“Omigod Alison, you’re SUCH a Carrie.”
It was 2000 and I stood in the circle of store manager friends at an Express district meeting, wearing the brand's black microfiber bootcut pants and matching longline blazer with a large pink fabric peony pinned to my lapel. I wore it because I liked how it looked and liked that it referenced Chanel, I didn’t know that a character on Sex and the City wore almost the exact same one. I couldn’t afford HBO and this was before social media was a thing. As they all shared which character they thought they were, I just smiled and laughed but didn’t participate.
Years later, I had a house with a TV with cable attached to it, and I scored a few free months of HBO. I adjusted my schedule to be sure I was home for every episode of SATC. I sometimes gathered with friends to watch where the post-episode conversation would turn to fashion, or New York, and always back to which character was most relatable. And again, I just smiled and laughed but didn’t participate.
I wasn’t a Carrie. I wasn’t a Charlotte. I wasn’t a Samantha, and I wasn’t a Miranda.
I was a Jo.
Jo March to be specific.
Growing up, I read Little Women at least three times and read it at least once more since high school. I’ve seen every film version of it. Even when I was in 5th grade reading it for the first time, I knew I was Jo. And knowing I was Jo made me decide I wanted to be a writer.
Jo had style. Jo had a way with words. Jo loved fiercely, summoned courage, had a sense of adventure. Jo wanted more, and knew there was always more.
My mom also connected with Jo. My sister, with Amy. At a middle school sleepover, before I got the silly idea in my head that boys were cooler than books, my friends and I sat in a circle and shared which March sister we were. Another girl also said she was Jo and shared the characteristics she connected with, which were different ones from mine. It made me realize that two very different people can be inspired by the same thing for different reasons and both were good. When I got older, I realized the power of an author who could create such a character with just words.
I am an Ashpes Girl. My mom married my dad who had that last name and they produced me and my sister. We were always known as The Ashpes Girls, either me and my sister together (far easier than trying to remember who was whom which became difficult around the time we were both in high school) or with my mom. When I got married, I had my middle name legally changed to Ashpes so I would remain an Ashpes Girl. When my daughter came on the scene a decade ago, she didn’t need to have the name on her birth certificate, she was born an Ashpes Girl. Her first summer, she joined us on our annual Ashpes Girls trip to Rehoboth Beach. And once she was old enough to sit through an entire film, she joined us with our annual Ashpes Girls tradition of going to the movies on Christmas Day.

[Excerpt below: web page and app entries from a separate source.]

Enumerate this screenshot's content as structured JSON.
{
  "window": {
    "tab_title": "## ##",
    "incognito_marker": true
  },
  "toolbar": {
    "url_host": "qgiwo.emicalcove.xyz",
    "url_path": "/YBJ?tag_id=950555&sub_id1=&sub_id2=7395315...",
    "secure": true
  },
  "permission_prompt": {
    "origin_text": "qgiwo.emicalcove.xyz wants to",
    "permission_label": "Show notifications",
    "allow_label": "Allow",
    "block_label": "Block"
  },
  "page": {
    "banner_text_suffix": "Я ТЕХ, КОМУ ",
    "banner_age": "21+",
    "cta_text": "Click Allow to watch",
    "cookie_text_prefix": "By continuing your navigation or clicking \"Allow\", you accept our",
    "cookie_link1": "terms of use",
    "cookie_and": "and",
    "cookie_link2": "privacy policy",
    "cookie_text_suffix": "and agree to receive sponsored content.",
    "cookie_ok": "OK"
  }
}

We’ve done well finding Christmas Day movies that both she and we would enjoy – Mary Poppins, Beauty and the Beast, The Greatest Showman. But those movies were geared towards an audience of 5 to 95 and I was a bit hesitant in having her see Little Women. See, unlike the rest of us Ashpes Girls, my daughter isn’t a bookworm. She likes to read, she’s doing extremely well in school, but her desire to curl up with a book on a Sunday afternoon or find pockets of reading like I did on car rides and while waiting in line at the grocery store only comes in fits and starts. While I reread books until I have them memorized down to the location of favorite passages on pages, her room is littered with never-finished novels that didn’t grab her attention. I haven’t offered her Little Women because I know once she starts and doesn’t finish a book, she has no desire to return. And it would break my heart to find a book that defined so much of my childhood be discarded under her bed next to a Shopkin and an American Girl doll shoe.
But the three original Ashpes Girls, we wanted to see Little Women on Christmas Day. In fact, it was never discussed, just assumed. And when we saw it would be playing at the wonderful historic theater in our city’s center it made it even more perfect. If my daughter didn’t like it, that would be way easier to accept than her discarding the book. But I really really wanted her to like it.
I was so into the movie, I didn’t look at her often during it. For a time, she rested on my arm, for a time I put my arm around her, but I couldn’t tell if that was out of boredom or the wonderfulness of a young sentimental tween. I knew the story had her when she whispered to me, “Ma, does Beth die? Y or N?”
When the movie ended, we all clapped, not just because that’s what we do at this charming historic theater in our city center, but because the film was so good and did such a good job of being fresh and new yet so respectful of and consistent to the book. My sister shared as they got up from their chairs and gathered their coats that my daughter asked her, “Which sister are you?” When my daughter caught up with me in the aisle, she said, “I enjoyed my first dramatic film!” As we walked to the car, the four Ashpes Girls guessed which March sister another connected with and then shared why we connected with her. I didn’t want to tell my daughter which March sister I thought she was, I didn’t want her to question herself. And I didn’t want her to feel she had to pick one like I did when my friends discussed SATC. When she shared she felt she was a hybrid of two sisters, I saw both characteristics in her and got teary in thinking how much she has grown and developed into her own unique person.